- TASK GOAL -
Set down each entry from the block beneath, exactly as written.

* * *

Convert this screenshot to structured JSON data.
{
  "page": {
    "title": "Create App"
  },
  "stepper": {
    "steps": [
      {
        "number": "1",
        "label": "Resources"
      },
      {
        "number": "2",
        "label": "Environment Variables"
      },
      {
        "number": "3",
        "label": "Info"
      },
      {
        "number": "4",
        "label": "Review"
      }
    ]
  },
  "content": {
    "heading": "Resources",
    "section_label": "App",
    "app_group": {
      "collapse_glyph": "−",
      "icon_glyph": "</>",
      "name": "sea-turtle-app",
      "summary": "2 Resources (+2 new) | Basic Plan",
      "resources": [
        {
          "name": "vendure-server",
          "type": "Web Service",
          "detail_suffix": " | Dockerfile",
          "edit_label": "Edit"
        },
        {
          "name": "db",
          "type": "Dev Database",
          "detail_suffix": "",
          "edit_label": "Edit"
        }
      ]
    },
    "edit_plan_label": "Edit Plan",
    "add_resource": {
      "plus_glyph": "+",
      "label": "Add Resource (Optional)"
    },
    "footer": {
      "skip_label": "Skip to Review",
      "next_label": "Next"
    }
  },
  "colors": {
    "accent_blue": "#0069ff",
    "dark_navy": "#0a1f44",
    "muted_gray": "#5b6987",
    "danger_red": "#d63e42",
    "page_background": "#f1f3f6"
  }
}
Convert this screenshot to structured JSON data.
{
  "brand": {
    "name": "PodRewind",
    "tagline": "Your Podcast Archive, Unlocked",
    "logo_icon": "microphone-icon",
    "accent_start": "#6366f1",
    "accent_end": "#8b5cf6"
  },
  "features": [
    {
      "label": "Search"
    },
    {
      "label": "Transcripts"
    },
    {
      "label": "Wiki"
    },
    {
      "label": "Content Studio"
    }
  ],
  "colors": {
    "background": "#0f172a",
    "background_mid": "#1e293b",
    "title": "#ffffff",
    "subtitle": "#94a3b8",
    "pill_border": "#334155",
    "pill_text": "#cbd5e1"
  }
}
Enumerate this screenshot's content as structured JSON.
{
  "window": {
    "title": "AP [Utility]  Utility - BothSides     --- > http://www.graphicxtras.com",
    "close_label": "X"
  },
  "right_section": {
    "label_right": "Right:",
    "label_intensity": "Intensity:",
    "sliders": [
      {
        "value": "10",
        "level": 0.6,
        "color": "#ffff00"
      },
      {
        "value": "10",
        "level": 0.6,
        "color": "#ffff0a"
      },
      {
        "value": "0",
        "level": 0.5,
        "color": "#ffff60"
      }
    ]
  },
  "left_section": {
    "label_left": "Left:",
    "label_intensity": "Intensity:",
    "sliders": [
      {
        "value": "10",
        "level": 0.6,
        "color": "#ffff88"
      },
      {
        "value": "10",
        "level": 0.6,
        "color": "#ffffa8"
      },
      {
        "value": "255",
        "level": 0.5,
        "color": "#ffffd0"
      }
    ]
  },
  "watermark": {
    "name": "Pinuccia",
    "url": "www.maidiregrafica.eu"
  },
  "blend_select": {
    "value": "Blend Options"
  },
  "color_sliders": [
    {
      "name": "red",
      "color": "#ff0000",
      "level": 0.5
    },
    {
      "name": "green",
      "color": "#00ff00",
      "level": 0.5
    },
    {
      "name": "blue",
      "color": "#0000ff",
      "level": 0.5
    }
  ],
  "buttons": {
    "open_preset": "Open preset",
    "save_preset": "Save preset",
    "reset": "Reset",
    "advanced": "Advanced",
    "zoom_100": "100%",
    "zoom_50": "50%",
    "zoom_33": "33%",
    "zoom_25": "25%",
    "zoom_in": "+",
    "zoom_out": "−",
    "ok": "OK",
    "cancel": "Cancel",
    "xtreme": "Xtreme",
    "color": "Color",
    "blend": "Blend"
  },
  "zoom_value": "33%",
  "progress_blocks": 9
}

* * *

- TASK SOLUTION -
Convert this screenshot to structured JSON data.
{
  "page": {
    "title": "Create App"
  },
  "stepper": {
    "steps": [
      {
        "number": "1",
        "label": "Resources"
      },
      {
        "number": "2",
        "label": "Environment Variables"
      },
      {
        "number": "3",
        "label": "Info"
      },
      {
        "number": "4",
        "label": "Review"
      }
    ]
  },
  "content": {
    "heading": "Resources",
    "section_label": "App",
    "app_group": {
      "collapse_glyph": "−",
      "icon_glyph": "</>",
      "name": "sea-turtle-app",
      "summary": "2 Resources (+2 new) | Basic Plan",
      "resources": [
        {
          "name": "vendure-server",
          "type": "Web Service",
          "detail_suffix": " | Dockerfile",
          "edit_label": "Edit"
        },
        {
          "name": "db",
          "type": "Dev Database",
          "detail_suffix": "",
          "edit_label": "Edit"
        }
      ]
    },
    "edit_plan_label": "Edit Plan",
    "add_resource": {
      "plus_glyph": "+",
      "label": "Add Resource (Optional)"
    },
    "footer": {
      "skip_label": "Skip to Review",
      "next_label": "Next"
    }
  },
  "colors": {
    "accent_blue": "#0069ff",
    "dark_navy": "#0a1f44",
    "muted_gray": "#5b6987",
    "danger_red": "#d63e42",
    "page_background": "#f1f3f6"
  }
}
Convert this screenshot to structured JSON data.
{
  "brand": {
    "name": "PodRewind",
    "tagline": "Your Podcast Archive, Unlocked",
    "logo_icon": "microphone-icon",
    "accent_start": "#6366f1",
    "accent_end": "#8b5cf6"
  },
  "features": [
    {
      "label": "Search"
    },
    {
      "label": "Transcripts"
    },
    {
      "label": "Wiki"
    },
    {
      "label": "Content Studio"
    }
  ],
  "colors": {
    "background": "#0f172a",
    "background_mid": "#1e293b",
    "title": "#ffffff",
    "subtitle": "#94a3b8",
    "pill_border": "#334155",
    "pill_text": "#cbd5e1"
  }
}
Enumerate this screenshot's content as structured JSON.
{
  "window": {
    "title": "AP [Utility]  Utility - BothSides     --- > http://www.graphicxtras.com",
    "close_label": "X"
  },
  "right_section": {
    "label_right": "Right:",
    "label_intensity": "Intensity:",
    "sliders": [
      {
        "value": "10",
        "level": 0.6,
        "color": "#ffff00"
      },
      {
        "value": "10",
        "level": 0.6,
        "color": "#ffff0a"
      },
      {
        "value": "0",
        "level": 0.5,
        "color": "#ffff60"
      }
    ]
  },
  "left_section": {
    "label_left": "Left:",
    "label_intensity": "Intensity:",
    "sliders": [
      {
        "value": "10",
        "level": 0.6,
        "color": "#ffff88"
      },
      {
        "value": "10",
        "level": 0.6,
        "color": "#ffffa8"
      },
      {
        "value": "255",
        "level": 0.5,
        "color": "#ffffd0"
      }
    ]
  },
  "watermark": {
    "name": "Pinuccia",
    "url": "www.maidiregrafica.eu"
  },
  "blend_select": {
    "value": "Blend Options"
  },
  "color_sliders": [
    {
      "name": "red",
      "color": "#ff0000",
      "level": 0.5
    },
    {
      "name": "green",
      "color": "#00ff00",
      "level": 0.5
    },
    {
      "name": "blue",
      "color": "#0000ff",
      "level": 0.5
    }
  ],
  "buttons": {
    "open_preset": "Open preset",
    "save_preset": "Save preset",
    "reset": "Reset",
    "advanced": "Advanced",
    "zoom_100": "100%",
    "zoom_50": "50%",
    "zoom_33": "33%",
    "zoom_25": "25%",
    "zoom_in": "+",
    "zoom_out": "−",
    "ok": "OK",
    "cancel": "Cancel",
    "xtreme": "Xtreme",
    "color": "Color",
    "blend": "Blend"
  },
  "zoom_value": "33%",
  "progress_blocks": 9
}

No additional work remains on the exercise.